▶ [Records to process]:
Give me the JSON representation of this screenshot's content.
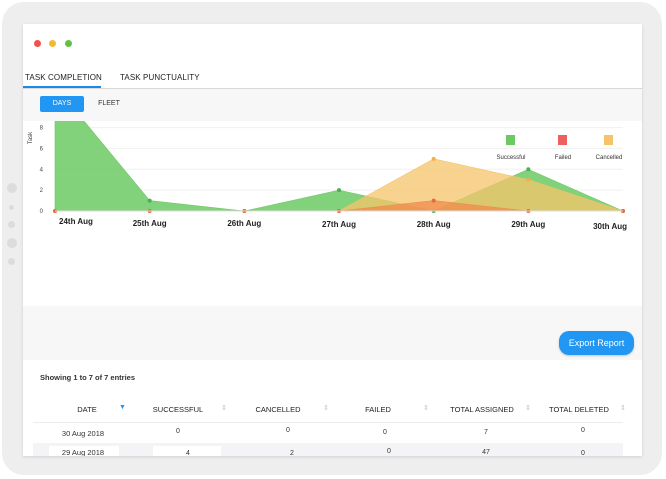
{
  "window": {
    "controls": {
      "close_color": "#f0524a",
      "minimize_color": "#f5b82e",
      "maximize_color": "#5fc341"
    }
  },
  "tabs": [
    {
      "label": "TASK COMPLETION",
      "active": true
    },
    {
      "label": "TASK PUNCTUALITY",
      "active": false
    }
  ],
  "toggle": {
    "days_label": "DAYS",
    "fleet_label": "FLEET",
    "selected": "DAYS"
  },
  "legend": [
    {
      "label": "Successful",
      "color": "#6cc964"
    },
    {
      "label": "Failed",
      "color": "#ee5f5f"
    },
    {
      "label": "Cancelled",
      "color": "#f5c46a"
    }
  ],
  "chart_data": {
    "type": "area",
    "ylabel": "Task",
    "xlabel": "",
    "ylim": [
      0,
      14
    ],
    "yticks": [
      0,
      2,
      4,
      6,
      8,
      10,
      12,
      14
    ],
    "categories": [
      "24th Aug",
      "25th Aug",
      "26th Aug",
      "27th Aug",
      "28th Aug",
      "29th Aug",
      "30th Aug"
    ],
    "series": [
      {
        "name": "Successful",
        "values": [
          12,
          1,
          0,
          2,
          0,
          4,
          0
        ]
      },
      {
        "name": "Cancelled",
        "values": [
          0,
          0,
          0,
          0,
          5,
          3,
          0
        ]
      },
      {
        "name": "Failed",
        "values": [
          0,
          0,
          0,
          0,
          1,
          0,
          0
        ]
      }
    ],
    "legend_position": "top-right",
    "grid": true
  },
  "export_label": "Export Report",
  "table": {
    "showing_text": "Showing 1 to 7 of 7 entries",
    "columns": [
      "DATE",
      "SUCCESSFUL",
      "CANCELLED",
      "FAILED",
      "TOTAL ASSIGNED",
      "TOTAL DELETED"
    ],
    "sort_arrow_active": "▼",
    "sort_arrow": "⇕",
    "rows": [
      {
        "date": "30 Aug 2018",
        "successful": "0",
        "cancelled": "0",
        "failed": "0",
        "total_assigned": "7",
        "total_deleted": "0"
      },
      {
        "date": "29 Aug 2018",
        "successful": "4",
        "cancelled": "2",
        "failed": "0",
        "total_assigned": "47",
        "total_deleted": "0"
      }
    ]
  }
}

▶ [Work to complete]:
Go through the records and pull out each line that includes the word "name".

▶ [Output]:
        "name": "Successful",
        "name": "Cancelled",
        "name": "Failed",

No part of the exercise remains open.